In July 2016, PIMCO announced that it had hired former head of the LSE-listed Man Group EMG, Emmanuel "Manny" Roman, as its CEO effective Nov. 1, 2016.
Now that Roman's been on the job for several months and is settling into his new role, it's a good time to look at his likely impact on the firm. We have met with or spoken to Roman a couple of times since he took over, and our impressions have been largely positive.
For starters, he and group CIO Dan Ivascyn appear to be on the same page when it comes to some big-picture items. Roman says that they're both committed to maintaining a performance-based model for the firm, as opposed to others that might be driven more by asset growth, for example. Neither wants to revisit the defunct experiment of branching out into active management of equities, either, and they're both determined to avoid letting the firm become a collection of siloed groups.
On the other hand, both see room to invest more in technology and quantitative capabilities. Although PIMCO is widely considered to have some of the best execution--and ostensibly lower transaction costs--of its asset-management peers, Roman and Ivascyn see room to improve. They envision using those capabilities--including the possible hiring of additional quant specialists--to help optimize portfolio construction and gain so-called risk-factor exposures in the cheapest, most efficient way.
We'll be anxious to keep a keen eye on any such efforts. Driving portfolio efficiency and better execution makes perfect sense. To the degree that the firm looks to gain a competitive advantage from high-speed trading, though, we'd want to hear a case for how they might do it.
Roman also talked about the aforementioned quant effort in terms of crafting new systematic, risk-factor-based offerings for clients. That isn't surprising either, given that Man Group has already been doing similar things via some of its subsidiaries, such as AHL and Numeric, and they've been among that firm's notable areas of growth.

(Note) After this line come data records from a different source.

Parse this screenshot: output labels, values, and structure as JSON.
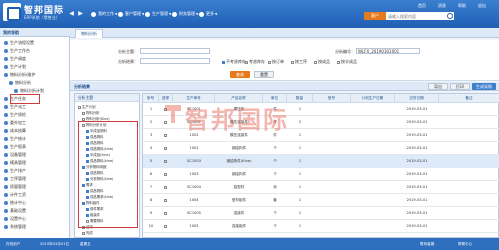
{
  "brand": {
    "name": "智邦国际",
    "subtitle": "ERP系统（零售业）"
  },
  "nav": [
    {
      "label": "我的工作"
    },
    {
      "label": "客户管理"
    },
    {
      "label": "生产管理"
    },
    {
      "label": "财务管理"
    },
    {
      "label": "更多"
    }
  ],
  "search": {
    "category": "客户",
    "placeholder": "请输入搜索内容"
  },
  "header_links": [
    "首页",
    "消息",
    "帮助",
    "退出"
  ],
  "sidebar": {
    "title": "我的导航",
    "items": [
      {
        "label": "生产流程设置"
      },
      {
        "label": "生产工作台"
      },
      {
        "label": "生产调度"
      },
      {
        "label": "生产计划"
      },
      {
        "label": "物料分析/维护"
      },
      {
        "label": "物料分析"
      },
      {
        "label": "物料分析计划"
      },
      {
        "label": "生产任务"
      },
      {
        "label": "生产派工"
      },
      {
        "label": "生产质检"
      },
      {
        "label": "委外加工"
      },
      {
        "label": "成本核算"
      },
      {
        "label": "生产统计"
      },
      {
        "label": "生产报表"
      },
      {
        "label": "设备管理"
      },
      {
        "label": "模具管理"
      },
      {
        "label": "生产排产"
      },
      {
        "label": "工序管理"
      },
      {
        "label": "质量管理"
      },
      {
        "label": "计件工资"
      },
      {
        "label": "统计中心"
      },
      {
        "label": "基础设置"
      },
      {
        "label": "设置中心"
      },
      {
        "label": "系统管理"
      }
    ]
  },
  "tab": {
    "label": "物料分析"
  },
  "filter": {
    "field1_label": "分析主题：",
    "field2_label": "分析结果：",
    "field3_label": "分析编号：",
    "field3_value": "WLFX_20190301001",
    "options": [
      "不考虑库存",
      "考虑库存",
      "按订单",
      "按工序",
      "按成品",
      "按半成品"
    ],
    "query_label": "查询",
    "reset_label": "重置"
  },
  "list_bar": {
    "title": "分析结果",
    "buttons": [
      "导出",
      "打印",
      "生成采购"
    ]
  },
  "tree": {
    "title": "分析主题",
    "items": [
      "生产计划",
      "物料分析",
      "物料分析(Kine)",
      "物料分析计划",
      "半成品物料",
      "成品物料",
      "成品物料",
      "成品物料(kine)",
      "半成品(kine)",
      "成品物料(kine)",
      "分析物料明细",
      "成品物料",
      "分析物料(kine)",
      "需求",
      "成品物料",
      "成品需求(kine)",
      "物料组件",
      "部件需求",
      "组装件",
      "需要物料",
      "结束",
      "完成"
    ]
  },
  "grid": {
    "columns": [
      "序号",
      "选择",
      "生产单号",
      "产品名称",
      "单位",
      "数量",
      "型号",
      "计划生产日期",
      "交货日期",
      "备注"
    ],
    "rows": [
      [
        "1",
        "",
        "SC1001",
        "模压件",
        "件",
        "1",
        "",
        "",
        "2019-03-01",
        ""
      ],
      [
        "2",
        "",
        "SC1002",
        "模压连接件",
        "件",
        "2",
        "",
        "",
        "2019-03-01",
        ""
      ],
      [
        "3",
        "",
        "1002",
        "模压连接件",
        "件",
        "1",
        "",
        "",
        "2019-03-01",
        ""
      ],
      [
        "4",
        "",
        "1002",
        "钢结构件",
        "个",
        "1",
        "",
        "",
        "2019-03-01",
        ""
      ],
      [
        "5",
        "",
        "SC1003",
        "钢结构件(Kine)",
        "个",
        "1",
        "",
        "",
        "2019-03-01",
        ""
      ],
      [
        "6",
        "",
        "1003",
        "钢结构件",
        "个",
        "1",
        "",
        "",
        "2019-03-01",
        ""
      ],
      [
        "7",
        "",
        "SC1004",
        "铝型材",
        "米",
        "1",
        "",
        "",
        "2019-03-01",
        ""
      ],
      [
        "8",
        "",
        "1004",
        "型材组件",
        "套",
        "1",
        "",
        "",
        "2019-03-01",
        ""
      ],
      [
        "9",
        "",
        "SC1005",
        "连接件",
        "个",
        "1",
        "",
        "",
        "2019-03-01",
        ""
      ],
      [
        "10",
        "",
        "1005",
        "连接组件",
        "个",
        "1",
        "",
        "",
        "2019-03-01",
        ""
      ]
    ]
  },
  "watermark": "智邦国际",
  "statusbar": {
    "left": [
      "在线用户",
      "2019年03月01日",
      "星期五"
    ],
    "right": [
      "联系客服",
      "帮助中心"
    ]
  },
  "colors": {
    "header": "#1f5fb3",
    "accent": "#e8781c",
    "selected_row": "#dceafa",
    "highlight_box": "#d23b3b"
  }
}
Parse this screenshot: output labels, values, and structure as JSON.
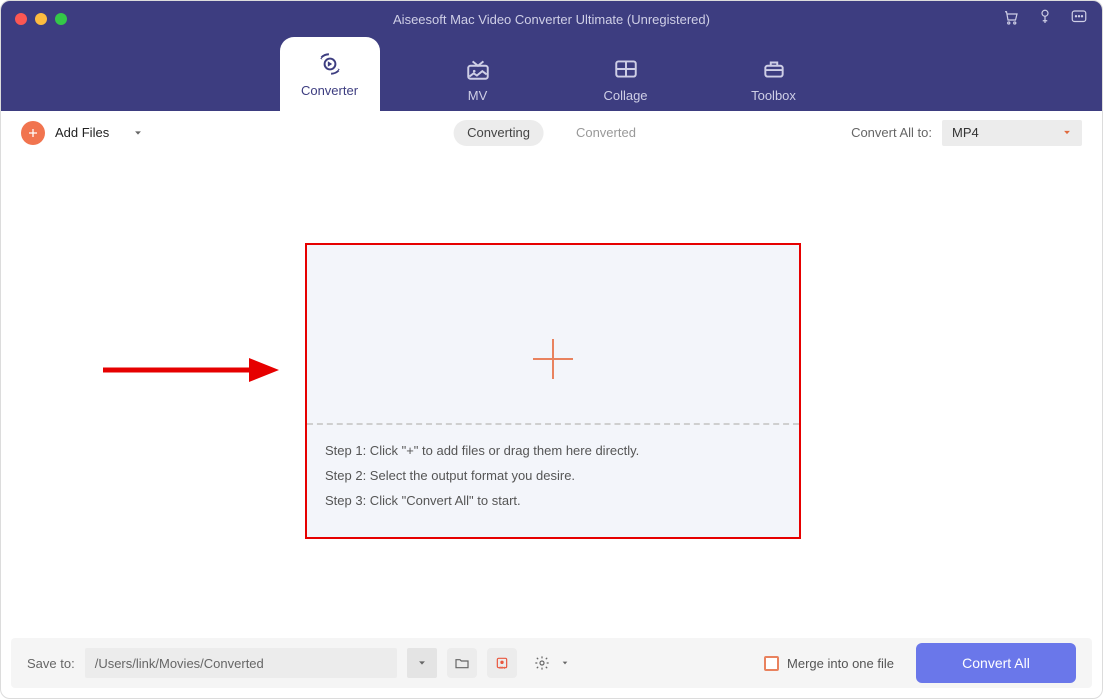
{
  "header": {
    "title": "Aiseesoft Mac Video Converter Ultimate (Unregistered)"
  },
  "nav": {
    "converter": "Converter",
    "mv": "MV",
    "collage": "Collage",
    "toolbox": "Toolbox"
  },
  "toolbar": {
    "add_files_label": "Add Files",
    "tab_converting": "Converting",
    "tab_converted": "Converted",
    "convert_all_to_label": "Convert All to:",
    "format_selected": "MP4"
  },
  "drop": {
    "step1": "Step 1: Click \"+\" to add files or drag them here directly.",
    "step2": "Step 2: Select the output format you desire.",
    "step3": "Step 3: Click \"Convert All\" to start."
  },
  "bottom": {
    "save_to_label": "Save to:",
    "save_path": "/Users/link/Movies/Converted",
    "merge_label": "Merge into one file",
    "convert_all": "Convert All"
  },
  "colors": {
    "header_bg": "#3d3d80",
    "accent_orange": "#f1744f",
    "primary_button": "#6a77ea",
    "annotation_red": "#e60000"
  }
}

Raising Some Antennae
Such products are often packaged in hedge fund form, though, and one of the very first questions we heard after Roman's hiring was whether he was going to ramp up the firm's alternatives business. The Man Group, which manages more than $80 billion, is known mostly for its offerings in the alternatives space, including hedge funds, so the question didn't come out of left field. Roman has also spoken of expanding PIMCO's efforts in private-debt strategies, where he sees more opportunities and client requests.
Alternatives have already been a focus at PIMCO for the past several years, as evidenced by their more than $20 billion combined hedge fund and private debt/equity platform, so it wouldn't really represent a departure from PIMCO's business strategy. But it has understandably led some to wonder whether building it up was part of the reason Roman was brought on board. It's definitely an issue that could resonate with clients of PIMCO's more-traditional strategies--including those of most of its mutual funds--who would have reason to worry if it seemed the firm were devoting more attention to alternative strategies. Most have more-lucrative fee structures, so at least on paper it would be tempting for most firms to devote much more attention to them.